Scan the entries below. Return every line that includes "Blume".

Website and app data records
+++

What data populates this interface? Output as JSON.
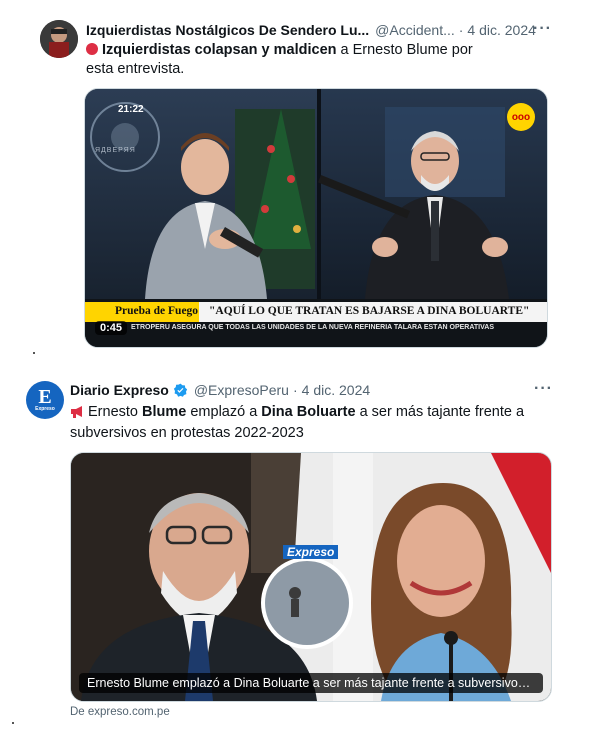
{
  "tweet1": {
    "author_name": "Izquierdistas Nostálgicos De Sendero Lu...",
    "handle": "@Accident...",
    "date": "4 dic. 2024",
    "more": "···",
    "text_bold": "Izquierdistas colapsan y maldicen",
    "text_rest": " a Ernesto Blume por esta entrevista.",
    "video": {
      "time_top": "21:22",
      "watermark": "ЯДВЕРЯЯ",
      "logo_text": "ooo",
      "show_label": "Prueba de Fuego",
      "headline": "\"AQUÍ LO QUE TRATAN ES BAJARSE A DINA BOLUARTE\"",
      "ticker": "ETROPERÚ ASEGURA QUE TODAS LAS UNIDADES DE LA NUEVA REFINERÍA TALARA ESTÁN OPERATIVAS",
      "duration": "0:45"
    }
  },
  "tweet2": {
    "author_name": "Diario Expreso",
    "handle": "@ExpresoPeru",
    "date": "4 dic. 2024",
    "more": "···",
    "avatar_letter": "E",
    "avatar_sub": "Expreso",
    "text_parts": [
      "Ernesto ",
      "Blume",
      " emplazó a ",
      "Dina Boluarte",
      " a ser más tajante frente a subversivos en protestas 2022-2023"
    ],
    "card": {
      "brand": "Expreso",
      "caption": "Ernesto Blume emplazó a Dina Boluarte a ser más tajante frente a subversivos ..."
    },
    "source": "De expreso.com.pe"
  },
  "colors": {
    "verified": "#1d9bf0",
    "alert_red": "#e0245e",
    "expreso_blue": "#1565c0",
    "logo_yellow": "#ffd400"
  }
}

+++

SOLUTION TO THIS EXERCISE:
    "text_rest": " a Ernesto Blume por esta entrevista.",
      "Blume",
      "caption": "Ernesto Blume emplazó a Dina Boluarte a ser más tajante frente a subversivos ..."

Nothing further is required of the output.